it comes so close to greatness--the plot is solid, the graphics are sharp, but the execution leaves a whole lot to be desired.
Edward Carnby, protagonist of the original Alone in the Dark games, returns on a quest to find out just what went wrong on Shadow Island. Along for the ride is Aline Cedrac, who believes it's going to be a relatively mundane translation effort for some rare tablets found there. Of course, things go horribly awry from the beginning, and you have to pick which of the two characters to play as in your quest to find out what really happened.
The two stories are intertwined--indeed, you'll interact with the other character as you play your own quest, and while the 'stories' don't quite match up completely, there's enough overlap that you don't feel cheated. Even so, the two branches play considerably differently. Carnby's story tends to concentrate more on combat and less on puzzles; Aline's is definitely more solve-oriented. She also starts off at a pretty serious disadvantage, lacking even a weapon to shoot enemies with.
The game plays much like any survival horror game you've ever tinkered around with. Manipulating the environment is considerably more frustrating than it should be, though, because you do almost everything with the space button. In addition to this, a number of places in the game have very small 'sweet spots' that are very frustrating to hit. This can lead to shuffling about, trying to get positioned right, which is never a fun experience.
Compounding this is the atrocious save system. You have to use Save Tokens, which is fine and dandy--they're pretty liberal with them throughout the game, so it shouldn't be much of an issue to make it through without running out of tokens. However, when you save the game, it doesn't really save the game completely. You have to recomplete whatever zone you find yourself in. This can be fantastically frustrating, as some of the zones require a long sequence of actions and combat situations to complete, and repeating that sort of stuff is never fun.
Admittedly, many of the problems with the control scheme and the save system result from the fact that Alone in the Dark: The New Nightmare is a port of a PSX game as opposed to the other way around.
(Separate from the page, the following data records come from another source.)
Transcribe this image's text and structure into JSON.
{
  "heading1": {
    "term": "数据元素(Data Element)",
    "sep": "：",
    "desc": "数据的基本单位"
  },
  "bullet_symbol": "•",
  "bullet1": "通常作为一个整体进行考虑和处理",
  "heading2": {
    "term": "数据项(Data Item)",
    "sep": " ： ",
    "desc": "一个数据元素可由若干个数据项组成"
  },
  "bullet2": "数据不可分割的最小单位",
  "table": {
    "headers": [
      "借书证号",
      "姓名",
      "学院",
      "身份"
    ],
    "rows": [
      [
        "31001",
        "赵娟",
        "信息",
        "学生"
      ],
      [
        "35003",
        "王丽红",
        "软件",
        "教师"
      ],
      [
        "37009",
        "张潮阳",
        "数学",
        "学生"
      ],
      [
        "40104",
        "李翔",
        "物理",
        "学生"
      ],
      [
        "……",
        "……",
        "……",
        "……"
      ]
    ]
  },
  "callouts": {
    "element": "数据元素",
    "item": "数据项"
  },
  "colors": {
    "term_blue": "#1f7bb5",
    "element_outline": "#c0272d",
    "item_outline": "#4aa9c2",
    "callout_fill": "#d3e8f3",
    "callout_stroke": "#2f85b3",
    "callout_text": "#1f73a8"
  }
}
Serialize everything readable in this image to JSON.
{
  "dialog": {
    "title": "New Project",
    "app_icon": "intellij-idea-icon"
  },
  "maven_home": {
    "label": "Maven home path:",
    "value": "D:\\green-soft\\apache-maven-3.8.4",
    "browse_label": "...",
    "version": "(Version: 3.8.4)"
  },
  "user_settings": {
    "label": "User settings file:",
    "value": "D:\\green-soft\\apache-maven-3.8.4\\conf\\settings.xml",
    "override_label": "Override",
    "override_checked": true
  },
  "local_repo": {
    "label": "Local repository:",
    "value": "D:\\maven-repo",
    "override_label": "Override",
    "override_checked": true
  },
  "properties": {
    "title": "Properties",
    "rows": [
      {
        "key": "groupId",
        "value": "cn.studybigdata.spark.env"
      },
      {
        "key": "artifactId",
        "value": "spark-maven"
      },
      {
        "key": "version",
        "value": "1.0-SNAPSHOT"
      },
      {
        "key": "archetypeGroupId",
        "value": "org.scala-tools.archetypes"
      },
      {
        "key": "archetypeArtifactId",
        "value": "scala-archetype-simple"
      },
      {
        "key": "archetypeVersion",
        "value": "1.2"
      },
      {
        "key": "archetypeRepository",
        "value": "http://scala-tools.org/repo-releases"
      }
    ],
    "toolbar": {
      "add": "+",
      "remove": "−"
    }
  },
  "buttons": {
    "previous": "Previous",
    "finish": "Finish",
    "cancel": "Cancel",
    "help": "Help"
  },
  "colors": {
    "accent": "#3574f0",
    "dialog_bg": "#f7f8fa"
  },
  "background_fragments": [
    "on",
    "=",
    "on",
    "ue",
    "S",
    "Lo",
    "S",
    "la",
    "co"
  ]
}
But that doesn't excuse the developers from fixing it on the PC.
And it's a real shame, because despite its issues and relatively short length Alone in the Dark is a fun game. It kept me intrigued long enough to find out what was going on; I didn't feel like I was playing 'to play'.